Whoah!

This I can imagine.

This is just two different definitions of infinite sets. So what?
Mind not blown.

Also. The original post says “the possible numbers between 0 and 1 cannot be less than those between 0 and 2.”
The number 2.1 is not possible between 0 and 1.
Better stated as “the number of numbers between 0 and 1 cannot be less than those between 0 and 2.”
But still not right. The number of numbers between 0 and 1 is at least minus the number 2.1 as well as an infinite number of other numbers.

In fact, a functional definition of what it means for a set to be “infinite” is that there is a bijective function between itself and a proper subset of itself.

Some infinities are bigger than others.

Nothing is greater than infinity, strictly speaking. There are an infinity of infinities, and it can be shown that each iteration upward contains more elements than those below, but every one, starting with the counting numbers, is infinite.

Don’t try to use common sense or everyday language around infinities. They require special, carefully-drawn rules.

OK, my last foray into tough math (for now?) Since the number of possible numbers in a set 1-2 is infinite, then the sum of their values is likewise infinite. One can’t argue it’s greater than infinite? What about a positive number that’s less than 0? when used as a divisor to a positive number, will it result in something greater than infinite?

The OP didn’t specify real numbers, though. We might be talking about rational numbers instead. The same 1-to-1 correspondence holds, of course, but it also holds with the integers. Therefore, there are the same number of integers as there are rational numbers between 0 and 1.

Something “greater than infinite” is still infinite. But it might be a different kind of infinite. Any interval of the real number line (such as the interval (1,2)) has an uncountably-infinite amount of real numbers in it. By contrast the whole set of integers is countably-infinite.

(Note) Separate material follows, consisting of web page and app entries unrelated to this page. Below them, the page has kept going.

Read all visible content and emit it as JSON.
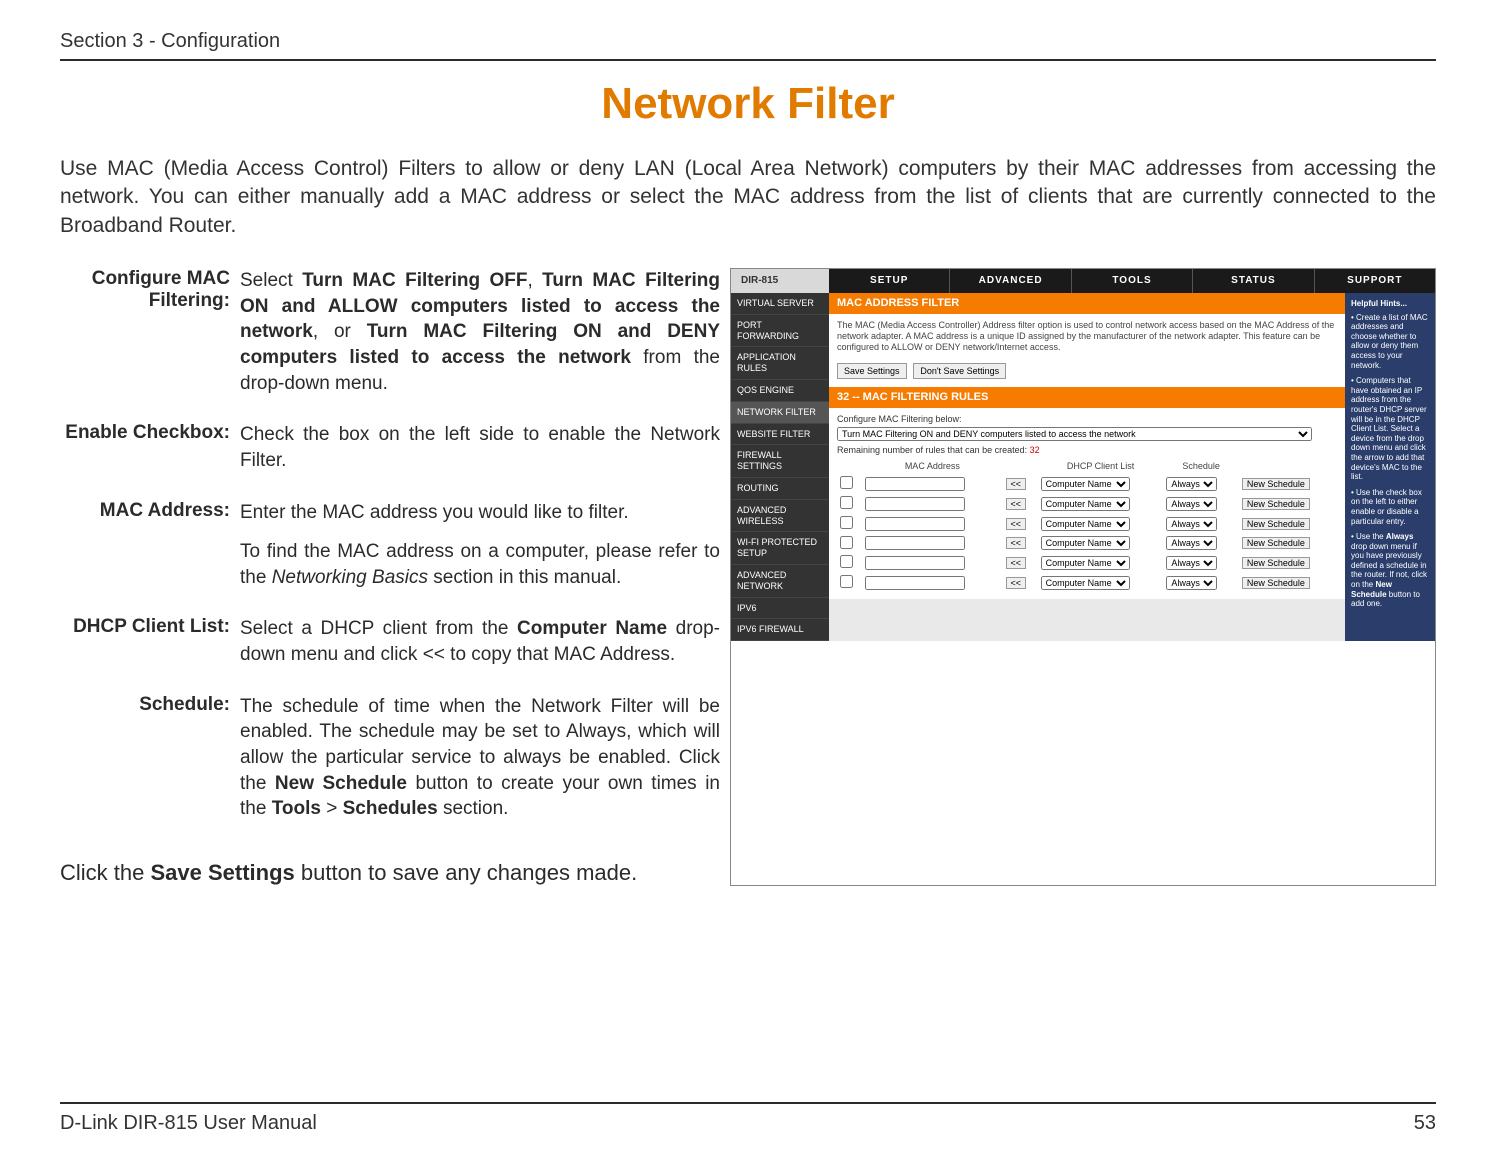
{
  "header": {
    "section": "Section 3 - Configuration"
  },
  "title": "Network Filter",
  "intro": "Use MAC (Media Access Control) Filters to allow or deny LAN (Local Area Network) computers by their MAC addresses from accessing the network. You can either manually add a MAC address or select the MAC address from the list of clients that are currently connected to the Broadband Router.",
  "definitions": {
    "configure": {
      "label": "Configure MAC Filtering:",
      "p1a": "Select ",
      "p1b": "Turn MAC Filtering OFF",
      "p1c": ", ",
      "p1d": "Turn MAC Filtering ON and ALLOW computers listed to access the network",
      "p1e": ", or ",
      "p1f": "Turn MAC Filtering ON and DENY computers listed to access the network",
      "p1g": " from the drop-down menu."
    },
    "enable": {
      "label": "Enable Checkbox:",
      "text": "Check the box on the left side to enable the Network Filter."
    },
    "mac": {
      "label": "MAC Address:",
      "p1": "Enter the MAC address you would like to filter.",
      "p2a": "To find the MAC address on a computer, please refer to the ",
      "p2b": "Networking Basics",
      "p2c": " section in this manual."
    },
    "dhcp": {
      "label": "DHCP Client List:",
      "p1a": "Select a DHCP client from the ",
      "p1b": "Computer Name",
      "p1c": " drop-down menu and click << to copy that MAC Address."
    },
    "schedule": {
      "label": "Schedule:",
      "p1a": "The schedule of time when the Network Filter will be enabled. The schedule may be set to Always, which will allow the particular service to always be enabled. Click the ",
      "p1b": "New Schedule",
      "p1c": " button to create your own times in the ",
      "p1d": "Tools",
      "p1e": " > ",
      "p1f": "Schedules",
      "p1g": " section."
    }
  },
  "save_line": {
    "a": "Click the ",
    "b": "Save Settings",
    "c": " button to save any changes made."
  },
  "footer": {
    "left": "D-Link DIR-815 User Manual",
    "right": "53"
  },
  "screenshot": {
    "device": "DIR-815",
    "tabs": [
      "SETUP",
      "ADVANCED",
      "TOOLS",
      "STATUS",
      "SUPPORT"
    ],
    "sidebar": [
      "VIRTUAL SERVER",
      "PORT FORWARDING",
      "APPLICATION RULES",
      "QOS ENGINE",
      "NETWORK FILTER",
      "WEBSITE FILTER",
      "FIREWALL SETTINGS",
      "ROUTING",
      "ADVANCED WIRELESS",
      "WI-FI PROTECTED SETUP",
      "ADVANCED NETWORK",
      "IPv6",
      "IPv6 FIREWALL"
    ],
    "active_sidebar_index": 4,
    "section_title": "MAC ADDRESS FILTER",
    "section_desc": "The MAC (Media Access Controller) Address filter option is used to control network access based on the MAC Address of the network adapter. A MAC address is a unique ID assigned by the manufacturer of the network adapter. This feature can be configured to ALLOW or DENY network/Internet access.",
    "btn_save": "Save Settings",
    "btn_dont": "Don't Save Settings",
    "rules_title": "32 -- MAC FILTERING RULES",
    "configure_label": "Configure MAC Filtering below:",
    "configure_value": "Turn MAC Filtering ON and DENY computers listed to access the network",
    "remaining_a": "Remaining number of rules that can be created: ",
    "remaining_b": "32",
    "cols": {
      "mac": "MAC Address",
      "dhcp": "DHCP Client List",
      "sched": "Schedule"
    },
    "row": {
      "copy": "<<",
      "computer": "Computer Name",
      "always": "Always",
      "newsched": "New Schedule"
    },
    "row_count": 6,
    "hints": {
      "title": "Helpful Hints...",
      "p1": "• Create a list of MAC addresses and choose whether to allow or deny them access to your network.",
      "p2": "• Computers that have obtained an IP address from the router's DHCP server will be in the DHCP Client List. Select a device from the drop down menu and click the arrow to add that device's MAC to the list.",
      "p3": "• Use the check box on the left to either enable or disable a particular entry.",
      "p4a": "• Use the ",
      "p4b": "Always",
      "p4c": " drop down menu if you have previously defined a schedule in the router. If not, click on the ",
      "p4d": "New Schedule",
      "p4e": " button to add one."
    }
  }
}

Infinite just means something that continues for ever, and both the real numbers and the integers go on and on forever. But the nature of their infinite sizes is different.

A positive number can’t be less than zero, because the definition of a positive number is something greater than zero. So that’s not a question that can be answered in a meaningful way, unless you want to propose some weird new number system where a number could simultaneously be positive and less than zero. (Nothing wrong with inventing weird new number systems, but I’m not aware of any that have this property.)

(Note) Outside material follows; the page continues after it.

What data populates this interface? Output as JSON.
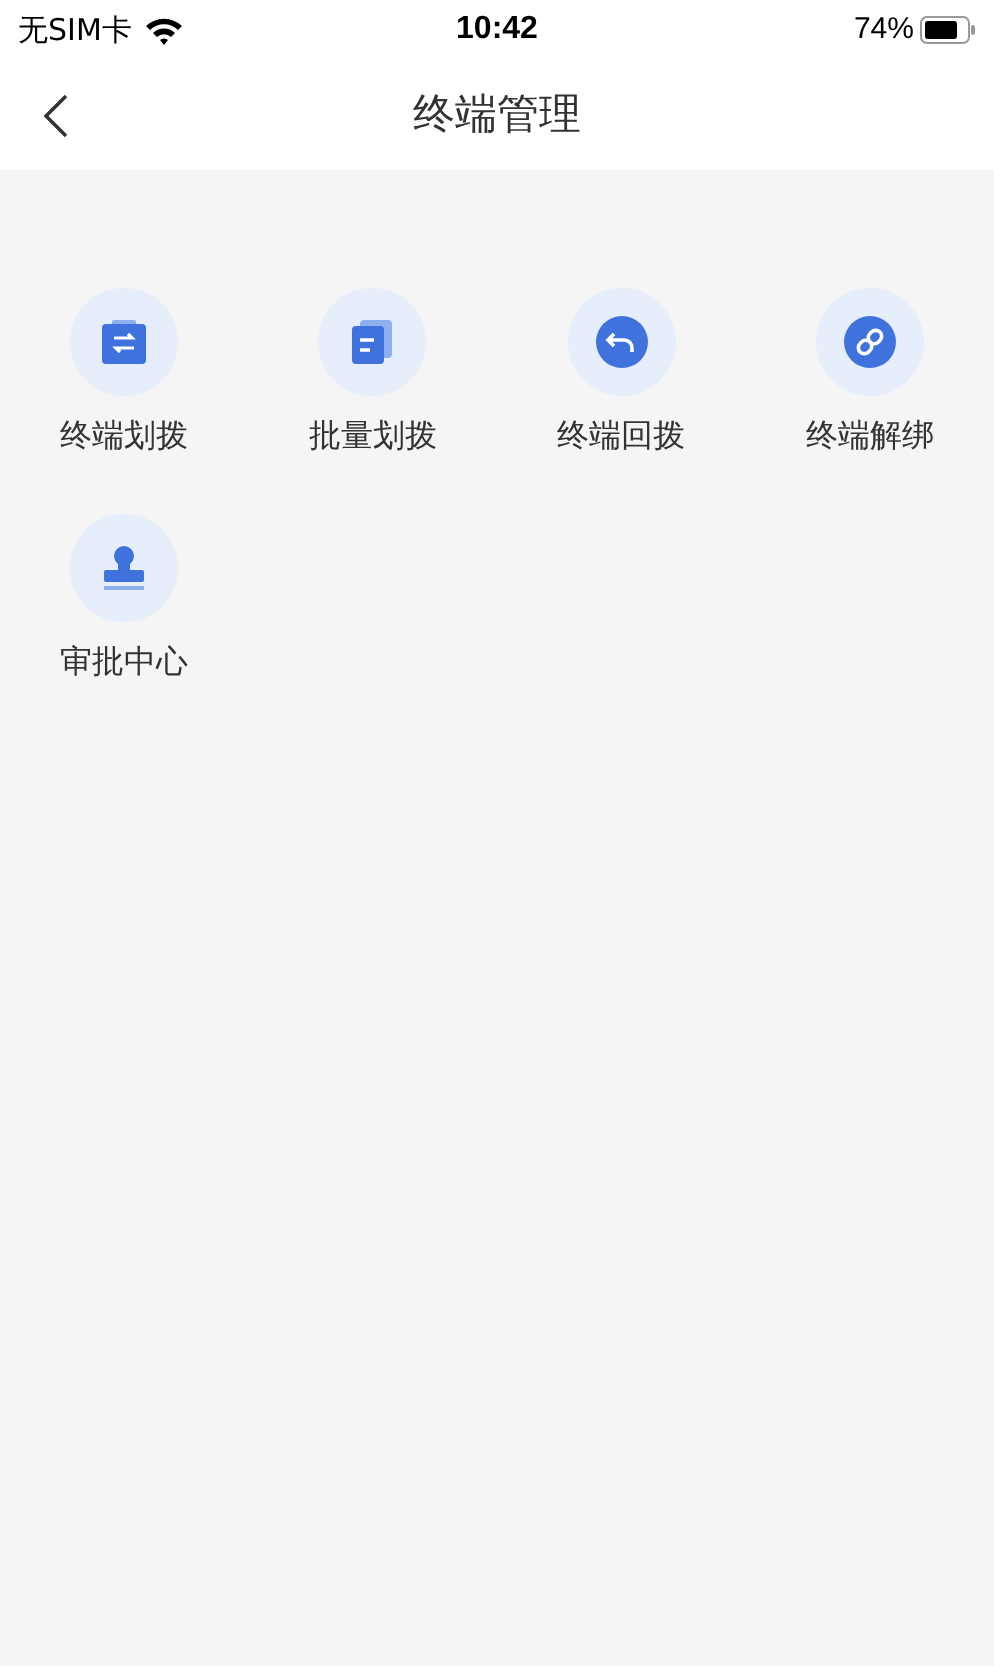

Summation is defined for sequences of numbers, not sets. However it is easy to show that when the set of terms is all the rational numbers in a given interval (or indeed any dense set) then the sum diverges.

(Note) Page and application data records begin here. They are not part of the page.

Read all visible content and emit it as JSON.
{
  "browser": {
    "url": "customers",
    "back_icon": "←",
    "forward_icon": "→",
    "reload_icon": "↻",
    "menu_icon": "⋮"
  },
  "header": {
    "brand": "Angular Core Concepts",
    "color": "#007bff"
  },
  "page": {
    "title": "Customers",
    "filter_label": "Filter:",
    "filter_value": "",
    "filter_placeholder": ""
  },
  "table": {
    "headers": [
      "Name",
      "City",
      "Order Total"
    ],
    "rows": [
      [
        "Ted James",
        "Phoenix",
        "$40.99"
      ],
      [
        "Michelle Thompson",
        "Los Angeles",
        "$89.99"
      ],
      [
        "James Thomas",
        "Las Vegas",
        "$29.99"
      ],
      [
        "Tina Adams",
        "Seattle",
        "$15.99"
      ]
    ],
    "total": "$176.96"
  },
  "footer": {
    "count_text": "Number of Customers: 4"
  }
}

There can be different infinities… You can compare them…

if y = 2x, even if x is infinity, then y/x =2

You can’t really do this, because multiplication and division by an infinity is not well defined, because infinities are not numbers.

There are ways to compare the sizes of infinite sets as mentioned above, but that’s not the same thing.

Freido is right. But then, infinity x 2 = infinity
Like zero (i.e. 1/0 = not defined) , infinity has its own rules.

If it weren’t for the Dope, my knowledge of infinity will stay stagnant as it has for the past 33 years. :smiley:

As you may have gathered from the replies so far, OP question leads us into the huge (infinite?) gray area where mathematics and logic part ways. From a mathematical pov, the fallacy is - as already said - that ‘infinite’ can not be treated simply as just another number: it cant be manipulated (add, sustract etc) like 3, 12.43 or pi.

Btw: Some time ago Cecil or the staff wrote a column about a related question - is .999~ the same as 1? http://www.straightdope.com/columns/read/2459/an-infinite-question-why-doesnt-999-1